Level 2: Count the camels and match the correct foam number
Level 3: Place out a foam number and have the child place the correct number of camel cards on the table
Level 4: Add in the counting sticks to Level 1-2-3 activities
Level 5: Introduce the concept of odd and even



Using the counting sticks to introduce the concept of 5 tally counting


Odd numbers have a middle


Even numbers have equal sets


Another way to visually demonstrate odd and even numbers: odd numbers have one left over, even numbers are always matched.

We hid the TOOB figures in sand and had the Sweet Peas play archeologist to unearth the treasure.

The pyramids and the sphinx we left out of the sand to give a clue on where to dig.  Again, these figures could be sorted into the items discovered in King Tut’s tomb and other Egyptian figures.
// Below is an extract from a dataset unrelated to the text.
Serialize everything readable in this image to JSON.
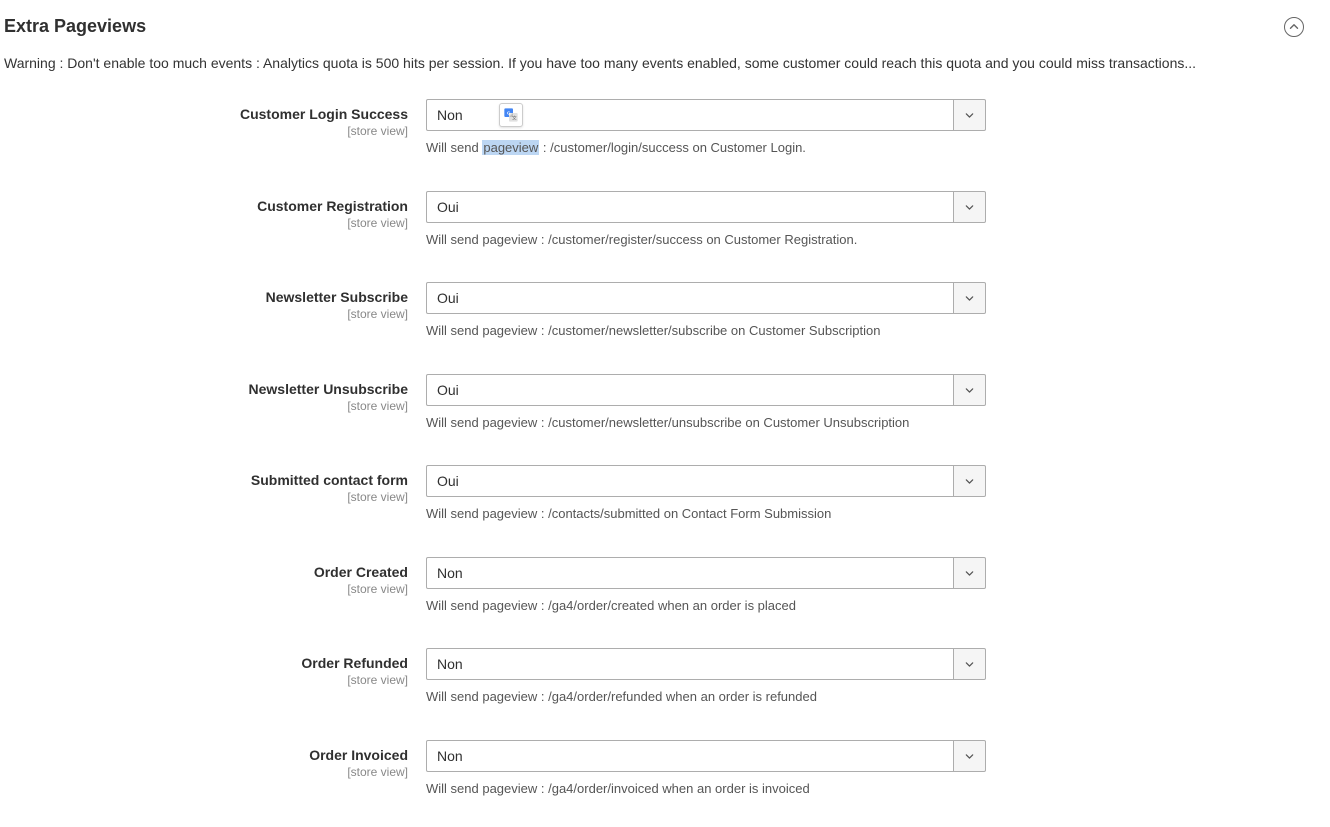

I had our children bring out their Lego building blocks. They actually had a couple of Egyptian-ish mini-figures, and then we picked out the 2x building blocks for the Sweet Peas to play around with and build their own pyramids and palm trees.  Unfortunately, I didn’t get any pictures of this activity!! I will see if they can get the parts out again soon and I will add some pictures.

ARTS & CRAFTS ~ Make & Take
This idea was also from the Geography Jumper packet by Wise Little Owls.  The packet included a pattern to trace plus the instructions to create this cute little mummies.



We finish our Preschool Playdate with a sharing time: each child that wants to share gets to say what (s)he enjoyed the most about the morning.  Making the mummy and digging in the sand were the two popular activities today. We also sang one more round of “Alice the Camel” since every one had so much fun singing the song the first time around!

We close with a good-bye poem and then a good-bye song where children are welcome to give hugs.  It helps to set a formal end to the time together so that parents have a clear reason to insist that it’s time to go if they have somewhere to be afterwards.

Today, each guest took home an enrichment packet of four print outs from the Geography Jumper.  We gave everyone the following worksheets to take home and enjoy later.

  • “Glue the Pictures” – outline of the country of Egypt plus four pictures.  Three of them are from the images used in the “All about Egypt” book.  The activity is for the child to cut and paste the three “Egypt” images into the Egypt outline.
  • “Let’s Travel” – shows a world map with a highlighted Egypt.  The child finds where they live in the world and draws a line from their area on the map to the country of Egypt.
  • “Egyptian Flag” – coloring page in black+white for the child to complete
  • “Puppets” – coloring and cut-out page in black+white

Finished puppets glued to oversize popsicle sticks

Thanks for checking out our King Tut play date!! Check back with us next week when we share all our activities and centers for our “Native American” theme that we are going to do today.